Currently, the only access race teams have to NASCAR’s device is at the R&D Center and when the sanctioning body transports the machine to the racetrack. Darby hopes to have a second machine built that will remain full-time at the R&D center.
“Teams have been looking at it,” Darby said. “They’re getting really comfortable with it. It will help them as much as it does us.
“There’s as much technology in NASCAR racing as there is in any other motorsports venue in the world. It just doesn’t get showcased as much because there’s a lot of it doesn’t get used at the racetrack. This is technology that a lot of the teams use — maybe not in this exact fashion — but electronic measuring devices have been in play for many years. We were finally able to develop a system that was practical enough to make it portable enough to bring it to every racetrack.”

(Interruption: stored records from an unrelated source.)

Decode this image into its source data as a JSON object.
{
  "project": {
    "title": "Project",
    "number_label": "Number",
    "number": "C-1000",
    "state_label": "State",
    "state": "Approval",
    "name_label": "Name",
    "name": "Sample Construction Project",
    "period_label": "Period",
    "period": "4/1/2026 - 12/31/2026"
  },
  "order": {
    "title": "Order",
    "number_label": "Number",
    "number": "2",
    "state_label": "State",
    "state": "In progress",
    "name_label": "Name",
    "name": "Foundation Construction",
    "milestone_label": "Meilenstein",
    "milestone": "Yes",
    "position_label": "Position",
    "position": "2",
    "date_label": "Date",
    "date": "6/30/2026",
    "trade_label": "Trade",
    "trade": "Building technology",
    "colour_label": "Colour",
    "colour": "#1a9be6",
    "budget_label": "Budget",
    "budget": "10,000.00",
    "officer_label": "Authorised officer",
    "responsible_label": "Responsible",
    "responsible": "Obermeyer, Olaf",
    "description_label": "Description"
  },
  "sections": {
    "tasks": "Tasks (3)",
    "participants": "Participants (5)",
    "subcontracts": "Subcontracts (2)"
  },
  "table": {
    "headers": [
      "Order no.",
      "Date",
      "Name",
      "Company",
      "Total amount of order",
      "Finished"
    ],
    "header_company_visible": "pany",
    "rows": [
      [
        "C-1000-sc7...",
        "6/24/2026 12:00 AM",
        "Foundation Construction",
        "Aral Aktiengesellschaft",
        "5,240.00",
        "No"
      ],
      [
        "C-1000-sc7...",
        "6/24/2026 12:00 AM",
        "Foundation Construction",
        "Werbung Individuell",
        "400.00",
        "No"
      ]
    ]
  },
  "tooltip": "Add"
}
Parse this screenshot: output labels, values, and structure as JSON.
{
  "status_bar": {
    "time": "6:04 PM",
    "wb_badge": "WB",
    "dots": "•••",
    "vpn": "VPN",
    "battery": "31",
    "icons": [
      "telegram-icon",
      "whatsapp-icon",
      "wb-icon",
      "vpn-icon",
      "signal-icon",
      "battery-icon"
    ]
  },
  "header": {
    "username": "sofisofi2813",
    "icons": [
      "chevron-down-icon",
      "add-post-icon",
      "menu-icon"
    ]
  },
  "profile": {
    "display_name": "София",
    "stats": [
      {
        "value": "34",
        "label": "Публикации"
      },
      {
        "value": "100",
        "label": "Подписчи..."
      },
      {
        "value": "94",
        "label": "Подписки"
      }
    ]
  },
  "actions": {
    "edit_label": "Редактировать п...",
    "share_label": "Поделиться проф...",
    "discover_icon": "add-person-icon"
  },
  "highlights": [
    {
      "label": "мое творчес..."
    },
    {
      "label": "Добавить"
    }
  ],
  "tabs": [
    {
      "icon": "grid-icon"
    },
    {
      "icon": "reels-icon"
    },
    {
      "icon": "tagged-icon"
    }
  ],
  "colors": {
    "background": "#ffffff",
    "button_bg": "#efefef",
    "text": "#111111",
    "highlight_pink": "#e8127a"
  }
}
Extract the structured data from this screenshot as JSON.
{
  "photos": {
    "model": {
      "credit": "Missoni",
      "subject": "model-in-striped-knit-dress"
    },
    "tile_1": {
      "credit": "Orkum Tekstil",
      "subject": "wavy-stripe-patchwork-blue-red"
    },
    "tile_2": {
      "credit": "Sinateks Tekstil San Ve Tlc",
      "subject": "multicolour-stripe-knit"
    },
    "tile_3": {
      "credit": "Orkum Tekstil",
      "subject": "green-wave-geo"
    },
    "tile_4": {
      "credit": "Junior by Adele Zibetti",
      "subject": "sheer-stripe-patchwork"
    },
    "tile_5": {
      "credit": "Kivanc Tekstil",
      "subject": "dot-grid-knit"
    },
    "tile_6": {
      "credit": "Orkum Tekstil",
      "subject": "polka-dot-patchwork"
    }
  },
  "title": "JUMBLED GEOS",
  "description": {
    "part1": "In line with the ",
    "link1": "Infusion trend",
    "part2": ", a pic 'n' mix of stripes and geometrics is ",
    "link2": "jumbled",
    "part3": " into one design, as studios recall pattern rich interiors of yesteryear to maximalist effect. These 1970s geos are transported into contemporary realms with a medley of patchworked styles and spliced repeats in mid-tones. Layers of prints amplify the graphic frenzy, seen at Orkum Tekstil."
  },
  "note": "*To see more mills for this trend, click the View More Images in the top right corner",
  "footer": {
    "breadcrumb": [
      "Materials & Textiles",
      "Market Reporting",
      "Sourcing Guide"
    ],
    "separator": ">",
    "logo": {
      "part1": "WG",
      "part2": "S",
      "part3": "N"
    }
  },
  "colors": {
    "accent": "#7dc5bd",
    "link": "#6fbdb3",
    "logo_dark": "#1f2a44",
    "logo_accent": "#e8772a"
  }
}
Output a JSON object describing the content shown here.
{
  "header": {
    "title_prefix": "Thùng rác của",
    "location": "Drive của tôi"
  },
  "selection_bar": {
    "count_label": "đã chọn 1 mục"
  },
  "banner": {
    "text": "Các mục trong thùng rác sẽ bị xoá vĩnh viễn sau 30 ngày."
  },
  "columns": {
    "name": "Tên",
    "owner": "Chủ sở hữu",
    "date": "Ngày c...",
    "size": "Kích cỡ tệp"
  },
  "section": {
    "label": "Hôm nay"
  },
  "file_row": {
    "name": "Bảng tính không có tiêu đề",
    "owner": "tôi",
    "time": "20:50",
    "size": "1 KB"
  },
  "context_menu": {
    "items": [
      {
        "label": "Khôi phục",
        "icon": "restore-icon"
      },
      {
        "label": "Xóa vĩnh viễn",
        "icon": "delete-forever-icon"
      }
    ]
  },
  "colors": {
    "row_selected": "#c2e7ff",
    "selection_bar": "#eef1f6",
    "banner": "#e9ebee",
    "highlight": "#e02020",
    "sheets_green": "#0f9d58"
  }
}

Crew chief Brian Pattie expected all three Michael Waltrip Racing Toyotas to “roll across” the plate during the test to see how the machine “validates” their measurements.
"We've been doing that all winter, so we don't have to wait until today to figure that out,” Pattie said. ”We've been working with NASCAR since probably Homestead trying to get their fixture and our simulation to read the same stuff so we don't have a problem when we show up at the [Daytona] 500.
“Just laser stuff — our simulation kinematics program can match the same numbers. Less human error and more computer and in theory it works great, looks great on paper — just hope it works as good as it looks.”
When Sprint Cup director John Darby was asked if he was pleased with the results from last week’s Daytona test and whether he anticipated any changes to the current rules package, he replied: “Hell no, I wouldn’t change nothing. I just can’t wait to get back there.”